» **AIM OF THE TASK**:
The response should hold every record from the listing that follows, verbatim, and no pictures.
(Beginning of EXCERPTED DATA)
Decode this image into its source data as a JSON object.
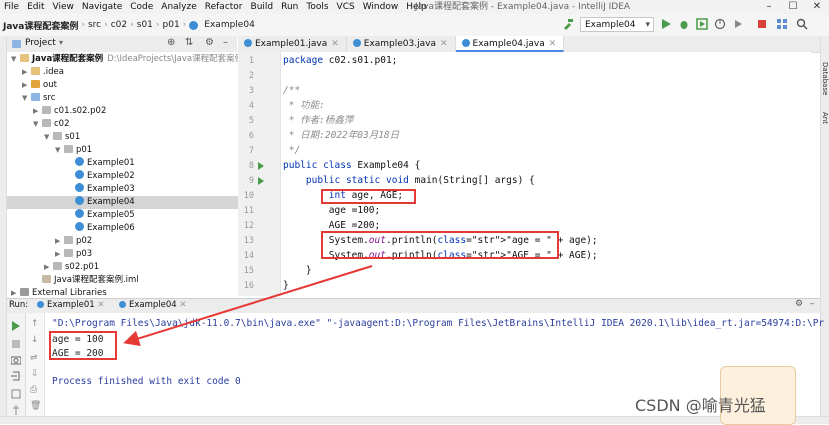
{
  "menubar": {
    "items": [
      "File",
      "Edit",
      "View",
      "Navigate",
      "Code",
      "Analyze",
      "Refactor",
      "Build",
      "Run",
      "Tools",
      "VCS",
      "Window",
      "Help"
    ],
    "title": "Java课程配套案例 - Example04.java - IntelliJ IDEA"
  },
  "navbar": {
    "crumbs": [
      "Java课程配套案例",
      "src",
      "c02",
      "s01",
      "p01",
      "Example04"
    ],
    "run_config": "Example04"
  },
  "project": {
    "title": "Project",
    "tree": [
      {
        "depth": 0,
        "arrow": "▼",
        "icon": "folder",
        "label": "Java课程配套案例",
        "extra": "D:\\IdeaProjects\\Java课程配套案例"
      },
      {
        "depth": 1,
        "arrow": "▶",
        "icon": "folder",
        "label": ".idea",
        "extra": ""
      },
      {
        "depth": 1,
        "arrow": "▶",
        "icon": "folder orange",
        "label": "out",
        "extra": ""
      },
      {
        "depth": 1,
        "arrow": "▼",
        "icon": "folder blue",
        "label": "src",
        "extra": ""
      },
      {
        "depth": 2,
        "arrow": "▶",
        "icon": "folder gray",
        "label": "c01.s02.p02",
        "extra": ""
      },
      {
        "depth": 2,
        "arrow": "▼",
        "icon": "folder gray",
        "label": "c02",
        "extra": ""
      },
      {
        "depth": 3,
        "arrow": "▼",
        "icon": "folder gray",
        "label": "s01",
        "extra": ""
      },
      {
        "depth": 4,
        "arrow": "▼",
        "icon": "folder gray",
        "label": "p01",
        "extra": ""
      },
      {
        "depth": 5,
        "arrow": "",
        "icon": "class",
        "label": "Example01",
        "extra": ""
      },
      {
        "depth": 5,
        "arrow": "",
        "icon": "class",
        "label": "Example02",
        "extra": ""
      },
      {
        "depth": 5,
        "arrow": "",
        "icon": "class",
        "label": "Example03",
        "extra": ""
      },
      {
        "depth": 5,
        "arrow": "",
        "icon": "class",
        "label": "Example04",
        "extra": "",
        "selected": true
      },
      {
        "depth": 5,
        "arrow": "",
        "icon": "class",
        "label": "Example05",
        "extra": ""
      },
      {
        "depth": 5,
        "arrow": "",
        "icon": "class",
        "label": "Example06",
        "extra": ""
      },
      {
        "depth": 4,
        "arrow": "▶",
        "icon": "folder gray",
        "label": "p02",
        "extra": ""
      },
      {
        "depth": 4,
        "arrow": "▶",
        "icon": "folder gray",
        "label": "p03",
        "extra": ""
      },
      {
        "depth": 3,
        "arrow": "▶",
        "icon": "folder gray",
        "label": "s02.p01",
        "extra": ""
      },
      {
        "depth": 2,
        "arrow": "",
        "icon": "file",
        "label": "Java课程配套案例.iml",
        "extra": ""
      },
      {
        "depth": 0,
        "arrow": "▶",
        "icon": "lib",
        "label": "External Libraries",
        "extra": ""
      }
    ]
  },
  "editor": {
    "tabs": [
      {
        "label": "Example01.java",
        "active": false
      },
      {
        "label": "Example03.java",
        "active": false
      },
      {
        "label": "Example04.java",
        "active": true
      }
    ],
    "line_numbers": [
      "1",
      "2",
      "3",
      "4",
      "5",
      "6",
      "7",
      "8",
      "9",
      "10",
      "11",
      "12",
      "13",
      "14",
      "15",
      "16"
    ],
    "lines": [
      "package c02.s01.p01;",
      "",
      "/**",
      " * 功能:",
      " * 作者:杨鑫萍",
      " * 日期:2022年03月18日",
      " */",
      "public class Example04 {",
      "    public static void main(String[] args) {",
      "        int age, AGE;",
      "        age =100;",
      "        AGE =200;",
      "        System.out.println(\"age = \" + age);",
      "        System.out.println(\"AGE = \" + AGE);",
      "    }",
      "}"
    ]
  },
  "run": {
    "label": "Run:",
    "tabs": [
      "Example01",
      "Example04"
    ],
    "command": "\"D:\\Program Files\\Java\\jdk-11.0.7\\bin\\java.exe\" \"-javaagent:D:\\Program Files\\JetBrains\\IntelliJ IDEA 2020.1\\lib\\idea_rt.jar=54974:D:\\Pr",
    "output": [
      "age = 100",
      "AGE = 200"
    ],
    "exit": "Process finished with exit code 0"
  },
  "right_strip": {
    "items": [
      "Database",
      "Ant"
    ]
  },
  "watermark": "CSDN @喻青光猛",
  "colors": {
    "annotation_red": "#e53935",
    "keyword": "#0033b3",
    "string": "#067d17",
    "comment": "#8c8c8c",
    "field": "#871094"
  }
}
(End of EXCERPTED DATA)
» **RESULT**:
Decode this image into its source data as a JSON object.
{
  "menubar": {
    "items": [
      "File",
      "Edit",
      "View",
      "Navigate",
      "Code",
      "Analyze",
      "Refactor",
      "Build",
      "Run",
      "Tools",
      "VCS",
      "Window",
      "Help"
    ],
    "title": "Java课程配套案例 - Example04.java - IntelliJ IDEA"
  },
  "navbar": {
    "crumbs": [
      "Java课程配套案例",
      "src",
      "c02",
      "s01",
      "p01",
      "Example04"
    ],
    "run_config": "Example04"
  },
  "project": {
    "title": "Project",
    "tree": [
      {
        "depth": 0,
        "arrow": "▼",
        "icon": "folder",
        "label": "Java课程配套案例",
        "extra": "D:\\IdeaProjects\\Java课程配套案例"
      },
      {
        "depth": 1,
        "arrow": "▶",
        "icon": "folder",
        "label": ".idea",
        "extra": ""
      },
      {
        "depth": 1,
        "arrow": "▶",
        "icon": "folder orange",
        "label": "out",
        "extra": ""
      },
      {
        "depth": 1,
        "arrow": "▼",
        "icon": "folder blue",
        "label": "src",
        "extra": ""
      },
      {
        "depth": 2,
        "arrow": "▶",
        "icon": "folder gray",
        "label": "c01.s02.p02",
        "extra": ""
      },
      {
        "depth": 2,
        "arrow": "▼",
        "icon": "folder gray",
        "label": "c02",
        "extra": ""
      },
      {
        "depth": 3,
        "arrow": "▼",
        "icon": "folder gray",
        "label": "s01",
        "extra": ""
      },
      {
        "depth": 4,
        "arrow": "▼",
        "icon": "folder gray",
        "label": "p01",
        "extra": ""
      },
      {
        "depth": 5,
        "arrow": "",
        "icon": "class",
        "label": "Example01",
        "extra": ""
      },
      {
        "depth": 5,
        "arrow": "",
        "icon": "class",
        "label": "Example02",
        "extra": ""
      },
      {
        "depth": 5,
        "arrow": "",
        "icon": "class",
        "label": "Example03",
        "extra": ""
      },
      {
        "depth": 5,
        "arrow": "",
        "icon": "class",
        "label": "Example04",
        "extra": "",
        "selected": true
      },
      {
        "depth": 5,
        "arrow": "",
        "icon": "class",
        "label": "Example05",
        "extra": ""
      },
      {
        "depth": 5,
        "arrow": "",
        "icon": "class",
        "label": "Example06",
        "extra": ""
      },
      {
        "depth": 4,
        "arrow": "▶",
        "icon": "folder gray",
        "label": "p02",
        "extra": ""
      },
      {
        "depth": 4,
        "arrow": "▶",
        "icon": "folder gray",
        "label": "p03",
        "extra": ""
      },
      {
        "depth": 3,
        "arrow": "▶",
        "icon": "folder gray",
        "label": "s02.p01",
        "extra": ""
      },
      {
        "depth": 2,
        "arrow": "",
        "icon": "file",
        "label": "Java课程配套案例.iml",
        "extra": ""
      },
      {
        "depth": 0,
        "arrow": "▶",
        "icon": "lib",
        "label": "External Libraries",
        "extra": ""
      }
    ]
  },
  "editor": {
    "tabs": [
      {
        "label": "Example01.java",
        "active": false
      },
      {
        "label": "Example03.java",
        "active": false
      },
      {
        "label": "Example04.java",
        "active": true
      }
    ],
    "line_numbers": [
      "1",
      "2",
      "3",
      "4",
      "5",
      "6",
      "7",
      "8",
      "9",
      "10",
      "11",
      "12",
      "13",
      "14",
      "15",
      "16"
    ],
    "lines": [
      "package c02.s01.p01;",
      "",
      "/**",
      " * 功能:",
      " * 作者:杨鑫萍",
      " * 日期:2022年03月18日",
      " */",
      "public class Example04 {",
      "    public static void main(String[] args) {",
      "        int age, AGE;",
      "        age =100;",
      "        AGE =200;",
      "        System.out.println(\"age = \" + age);",
      "        System.out.println(\"AGE = \" + AGE);",
      "    }",
      "}"
    ]
  },
  "run": {
    "label": "Run:",
    "tabs": [
      "Example01",
      "Example04"
    ],
    "command": "\"D:\\Program Files\\Java\\jdk-11.0.7\\bin\\java.exe\" \"-javaagent:D:\\Program Files\\JetBrains\\IntelliJ IDEA 2020.1\\lib\\idea_rt.jar=54974:D:\\Pr",
    "output": [
      "age = 100",
      "AGE = 200"
    ],
    "exit": "Process finished with exit code 0"
  },
  "right_strip": {
    "items": [
      "Database",
      "Ant"
    ]
  },
  "watermark": "CSDN @喻青光猛",
  "colors": {
    "annotation_red": "#e53935",
    "keyword": "#0033b3",
    "string": "#067d17",
    "comment": "#8c8c8c",
    "field": "#871094"
  }
}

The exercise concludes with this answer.